When it comes to finding the best drum kit to fit your personal playing style there are a myriad of choices to take into consideration. First (and biggest) on the list is if you want an acoustic drum set or would rather prefer an electronic drum kit. This has been argued upon in drumming circles since electronic kits came into existence back in the 1970s and it really comes down to what you are looking for.
To give a few examples of the pros of electric drum machines, they are ideal for those who want to practice in the privacy of their own apartment without waking up all the neighbors, tuning is never a problem, recording beats is a breeze due to reduced noise and cable inputs, you can practice along to other music and even mix and record your session together, changing style and pitch is at the touch of a button, and finally they take up much less space.
If these aspects of an electric kit are appealing to you then you probably want to check out some different models to see which will fit the best, and if you want to find the best drum machine for you, you need to [check out this comparison] of the top beat making drum machines.
When it comes to the world of drum machines the selections are as varied and complex as the drummers who are playing them.
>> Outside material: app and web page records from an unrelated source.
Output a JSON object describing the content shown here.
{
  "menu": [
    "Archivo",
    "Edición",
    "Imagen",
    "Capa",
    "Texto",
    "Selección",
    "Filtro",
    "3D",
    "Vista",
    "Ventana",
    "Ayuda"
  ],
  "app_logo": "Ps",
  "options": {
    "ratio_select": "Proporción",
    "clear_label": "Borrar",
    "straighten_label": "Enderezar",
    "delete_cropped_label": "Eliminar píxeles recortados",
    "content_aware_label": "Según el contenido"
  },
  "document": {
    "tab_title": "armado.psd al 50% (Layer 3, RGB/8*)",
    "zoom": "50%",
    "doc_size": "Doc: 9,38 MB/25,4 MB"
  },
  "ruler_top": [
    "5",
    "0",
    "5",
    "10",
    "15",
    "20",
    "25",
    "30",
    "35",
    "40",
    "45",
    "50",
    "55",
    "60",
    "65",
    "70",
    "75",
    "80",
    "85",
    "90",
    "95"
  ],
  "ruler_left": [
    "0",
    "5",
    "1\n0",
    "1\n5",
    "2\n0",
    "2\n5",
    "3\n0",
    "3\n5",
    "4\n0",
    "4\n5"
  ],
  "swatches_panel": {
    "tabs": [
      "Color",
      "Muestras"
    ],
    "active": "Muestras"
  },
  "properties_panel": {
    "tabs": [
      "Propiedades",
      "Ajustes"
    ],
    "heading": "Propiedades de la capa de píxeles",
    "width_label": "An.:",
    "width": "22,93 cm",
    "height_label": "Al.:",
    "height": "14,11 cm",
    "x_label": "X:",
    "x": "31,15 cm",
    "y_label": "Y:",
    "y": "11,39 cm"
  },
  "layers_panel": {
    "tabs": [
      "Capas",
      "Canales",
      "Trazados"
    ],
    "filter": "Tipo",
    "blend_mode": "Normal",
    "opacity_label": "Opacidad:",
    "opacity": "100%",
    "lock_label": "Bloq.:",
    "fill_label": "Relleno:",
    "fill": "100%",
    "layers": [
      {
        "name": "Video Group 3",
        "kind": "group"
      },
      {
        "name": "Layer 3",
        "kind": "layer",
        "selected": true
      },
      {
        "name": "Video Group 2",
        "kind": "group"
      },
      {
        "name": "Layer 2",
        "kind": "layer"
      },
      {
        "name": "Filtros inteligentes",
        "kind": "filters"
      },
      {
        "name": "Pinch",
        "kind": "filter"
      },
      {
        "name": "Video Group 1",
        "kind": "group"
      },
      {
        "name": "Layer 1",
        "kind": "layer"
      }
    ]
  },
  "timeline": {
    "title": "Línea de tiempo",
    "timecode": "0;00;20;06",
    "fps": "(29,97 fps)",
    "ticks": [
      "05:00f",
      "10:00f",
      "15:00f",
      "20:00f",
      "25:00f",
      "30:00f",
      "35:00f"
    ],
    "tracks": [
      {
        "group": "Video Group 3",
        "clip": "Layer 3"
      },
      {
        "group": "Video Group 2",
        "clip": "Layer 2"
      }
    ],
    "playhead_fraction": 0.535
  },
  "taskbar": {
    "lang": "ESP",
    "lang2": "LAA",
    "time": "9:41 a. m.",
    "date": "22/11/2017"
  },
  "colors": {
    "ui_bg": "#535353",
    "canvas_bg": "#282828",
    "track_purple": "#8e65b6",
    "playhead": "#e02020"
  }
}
There are models and variants to fit the needs of everyone from the novice to the most experienced producers depending on what you need. If you are just starting out and don’t have much experience then you probably want to go with something a bit more simplistic in terms of design and features.
Top end machines can be expensive and there’s no need to blow all your hard earned money before you get to the point of making a serious commitment. On the higher end you have to start considering all sorts of variables. Are you primarily focused on playing in studio or will you be taking your machine live?
The difference matters and different machines are designed accordingly. Then there is the debate between analog and digital. Depending on your tastes, how you perceive the difference in sound quality (if you notice any difference), and even if you just have a love for the vintage sounds of classic rock, then you might want to go analog.
Then there are even further considerations to make such as what sounds and samples you want your machine to come loaded with, how much memory you need for storage, compatibility with other electronic devices, sensitivity and adjustability of pads, and battery life which all need to come into play if you’re going to find the perfect drum machine for your specific needs.
With all these deciding factors in mind it’s obvious that deciding on the right drum machine can be a difficult task. For the beginners out there it can seem exceptionally daunting as all those little differences can pile onto each other if you let them. A better method for the beginner might be to stop and first think about what sorts of beats you want to make and use that as a guide into the more technical stuff.
If you are planning on making a lot of samples, then make sure you get a machine with enough memory and a decent library. If you are planning on playing live, make sure you don’t get something too big to lug around. Keep your budget in mind and don’t overspend on something with all the bells and features, you can always upgrade down the road. Lastly, focus on what it is you want and not the name on the side of the machine. Good luck and happy drumming!